This may be caused by trigger points in the neck.  There are muscles in the neck including the supraspinatus, scalene and infraspinatus that could get bruised or become sore and these muscles then trigger pain.  When the muscles around the arm or shoulder experience palpitation or some significant movement, it can channel the sensation of pain.  Pain that could occur in the shoulder and arm area include back-of-shoulder pain, front-of-shoulder pain, upper thoracic back pain, mid-thoracic back pain, front-of-arm pain and back-of-arm pain and there are also various trigger points that could be associated with each of these painful areas [5].

While trigger points may exist in one part of the body, the pain that could be triggered by these trigger points could occur elsewhere in the body.  The trigger points could also be painful when touched or moved.  However, ordinarily, these trigger points may exist quietly and not provide any indication of existence.  Due to the referral nature of the occurring pain, it can then be quite difficult to identify the trigger point unless you understand where such triggers may be.  However, this is a key step in finding relief from trigger point pain.  There are different ways to ease pain caused by trigger points including massages and using the hands, elbows, knees and feet as massage tools or by using an appropriate massage ball to create firmer connectivity between the aching muscles and the other surface which could be a hand or a wall.

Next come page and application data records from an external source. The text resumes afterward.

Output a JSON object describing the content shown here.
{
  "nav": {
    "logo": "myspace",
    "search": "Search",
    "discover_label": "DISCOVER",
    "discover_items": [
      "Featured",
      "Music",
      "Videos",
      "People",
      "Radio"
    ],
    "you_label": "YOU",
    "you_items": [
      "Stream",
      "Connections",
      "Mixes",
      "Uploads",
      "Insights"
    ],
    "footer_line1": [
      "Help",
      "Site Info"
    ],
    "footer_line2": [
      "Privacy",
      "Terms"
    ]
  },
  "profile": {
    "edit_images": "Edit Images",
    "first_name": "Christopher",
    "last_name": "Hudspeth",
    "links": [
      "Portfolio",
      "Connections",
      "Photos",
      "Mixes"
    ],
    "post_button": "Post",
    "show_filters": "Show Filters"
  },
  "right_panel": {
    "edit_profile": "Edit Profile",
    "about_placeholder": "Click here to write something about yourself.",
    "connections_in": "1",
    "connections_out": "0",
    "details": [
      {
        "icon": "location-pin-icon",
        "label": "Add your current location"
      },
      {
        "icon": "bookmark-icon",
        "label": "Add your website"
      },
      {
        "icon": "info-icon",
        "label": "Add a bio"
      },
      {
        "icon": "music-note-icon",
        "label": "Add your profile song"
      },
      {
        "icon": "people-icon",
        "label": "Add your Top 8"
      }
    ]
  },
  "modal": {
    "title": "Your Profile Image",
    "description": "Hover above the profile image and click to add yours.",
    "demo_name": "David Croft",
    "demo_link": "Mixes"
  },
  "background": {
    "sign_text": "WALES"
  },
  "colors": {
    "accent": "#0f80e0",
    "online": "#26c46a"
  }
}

If you want to learn more about how to deal with these common pains and their triggers then check out Trigger Point Solution here:

Trigger Point

Rick Kaselj, MS